At the Springs School, the hunt for a new assistant principal continues.
During Monday night’s school board meeting, Dominic Mucci, the district’s superintendent, updated audience members concerning the administrative opening — a position that has gone unfilled since its previous occupant resigned in early May.
“We’ve received 166 applications for the position and we’ve gone through them once, twice, and three times. We’re not time-binding ourselves to say we have to have someone here by Sept.1,” Mr. Mucci said.
“We’re still on the hunt, but we haven’t found that match as of yet,” he said.
In early May, Katherine Byrnes resigned from her position as assistant principal. Dr. Byrnes, who was hired for a three-year probationary period a year ago at an annual salary of $120,000, not including benefits, oversaw special education, managed issues related to discipline, and evaluated teachers, among other duties. Louis Aiello, a former Springs administrator, has stepped in to fill her duties since she left.
Dr. Byrnes’s resignation coincided with a troubled time for the school. Less than a week after she left, the school reported that it had turned over information to the Testing Integrity Unit of the New York State Education Department concerning a possible irregularity related to a recent state assessment. The district has not said which staff member was implicated, and a final report has yet to be released.
Filling the assistant principal’s position has proved more difficult than some had initially hoped. Kathee Burke-Gonzalez, the former board president, said in an earlier statement that the school leadership was confident that it would will have the position filled by Aug. 1.
In other news, Eric Casale, the principal, discussed the school’s performance on the most recent New York State assessment, the first set of tests tied to the Common Core, a new, national set of learning benchmarks intended to promote higher-order critical thinking. At Monday night’s meeting, about eight audience members were present. Two board members, Timothy Frazier and Jeffrey Miller, were absent.
“Like every other district, when the scores came out, we were disappointed,” said Mr. Casale.
“But I’m confident in our program here and we’ve made tremendous strides and we will continue to make efforts. We do have a long way to go, but I am confident that we will continue to make progress in the years ahead,” he said.

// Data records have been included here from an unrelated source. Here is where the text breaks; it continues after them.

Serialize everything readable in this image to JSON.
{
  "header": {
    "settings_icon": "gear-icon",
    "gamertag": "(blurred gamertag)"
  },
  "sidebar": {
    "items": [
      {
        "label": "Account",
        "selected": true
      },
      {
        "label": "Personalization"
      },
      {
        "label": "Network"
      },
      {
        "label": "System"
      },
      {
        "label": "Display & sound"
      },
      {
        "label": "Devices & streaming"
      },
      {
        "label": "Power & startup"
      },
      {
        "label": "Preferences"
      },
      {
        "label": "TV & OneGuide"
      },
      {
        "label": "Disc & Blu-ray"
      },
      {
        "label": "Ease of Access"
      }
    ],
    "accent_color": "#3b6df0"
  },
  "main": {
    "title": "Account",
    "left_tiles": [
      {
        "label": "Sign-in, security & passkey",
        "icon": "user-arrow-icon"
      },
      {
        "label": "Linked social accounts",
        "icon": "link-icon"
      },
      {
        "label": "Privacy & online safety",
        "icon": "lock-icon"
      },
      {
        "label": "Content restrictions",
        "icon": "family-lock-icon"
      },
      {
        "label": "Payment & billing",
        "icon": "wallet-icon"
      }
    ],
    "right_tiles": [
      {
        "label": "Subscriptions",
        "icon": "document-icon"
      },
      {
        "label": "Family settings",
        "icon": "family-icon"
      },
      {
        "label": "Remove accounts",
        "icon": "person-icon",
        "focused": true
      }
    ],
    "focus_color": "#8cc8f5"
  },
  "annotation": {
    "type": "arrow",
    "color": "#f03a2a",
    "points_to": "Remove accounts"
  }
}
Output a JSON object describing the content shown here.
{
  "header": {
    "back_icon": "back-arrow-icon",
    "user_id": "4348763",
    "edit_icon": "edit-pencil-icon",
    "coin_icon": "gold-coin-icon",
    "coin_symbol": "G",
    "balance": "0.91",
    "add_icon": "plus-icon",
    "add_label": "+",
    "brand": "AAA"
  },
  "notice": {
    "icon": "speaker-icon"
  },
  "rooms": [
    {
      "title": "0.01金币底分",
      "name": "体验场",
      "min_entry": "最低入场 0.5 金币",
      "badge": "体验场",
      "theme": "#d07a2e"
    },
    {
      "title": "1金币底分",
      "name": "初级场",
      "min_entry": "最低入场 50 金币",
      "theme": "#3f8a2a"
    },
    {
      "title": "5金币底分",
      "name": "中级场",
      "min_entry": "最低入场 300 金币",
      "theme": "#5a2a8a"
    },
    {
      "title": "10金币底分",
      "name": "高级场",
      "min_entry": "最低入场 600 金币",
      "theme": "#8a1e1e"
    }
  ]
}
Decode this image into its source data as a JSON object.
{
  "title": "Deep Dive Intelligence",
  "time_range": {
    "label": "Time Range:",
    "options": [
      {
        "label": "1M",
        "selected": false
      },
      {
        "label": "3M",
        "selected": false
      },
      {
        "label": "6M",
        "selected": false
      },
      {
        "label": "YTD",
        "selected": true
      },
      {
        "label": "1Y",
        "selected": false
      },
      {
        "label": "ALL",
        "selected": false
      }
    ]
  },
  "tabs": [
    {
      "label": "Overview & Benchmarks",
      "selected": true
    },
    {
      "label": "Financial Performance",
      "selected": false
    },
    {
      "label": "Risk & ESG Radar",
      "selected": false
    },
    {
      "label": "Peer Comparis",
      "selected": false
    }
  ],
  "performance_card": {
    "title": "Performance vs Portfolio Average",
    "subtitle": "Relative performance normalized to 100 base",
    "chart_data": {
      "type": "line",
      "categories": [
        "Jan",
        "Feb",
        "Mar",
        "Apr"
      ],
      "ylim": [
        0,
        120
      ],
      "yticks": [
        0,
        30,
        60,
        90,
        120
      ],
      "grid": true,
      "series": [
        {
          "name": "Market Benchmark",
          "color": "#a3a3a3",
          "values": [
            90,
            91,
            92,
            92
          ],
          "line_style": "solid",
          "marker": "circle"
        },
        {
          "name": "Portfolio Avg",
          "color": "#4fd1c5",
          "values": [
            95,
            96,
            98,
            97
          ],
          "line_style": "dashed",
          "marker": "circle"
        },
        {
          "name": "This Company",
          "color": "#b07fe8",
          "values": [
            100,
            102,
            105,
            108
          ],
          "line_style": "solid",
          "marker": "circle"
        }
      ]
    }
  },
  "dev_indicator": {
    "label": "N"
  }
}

With the start of school approaching, Mr. Casale said that enrollment is up. Come Sept. 9, he anticipates that about 712 students will walk through the front doors — roughly 40 more than at the same time last year. The increase, Mr. Casale said, is evenly distributed from pre-kindergarten through eighth grade. In the meantime, improvements to the both the interior and exterior of the buildings and grounds are under way.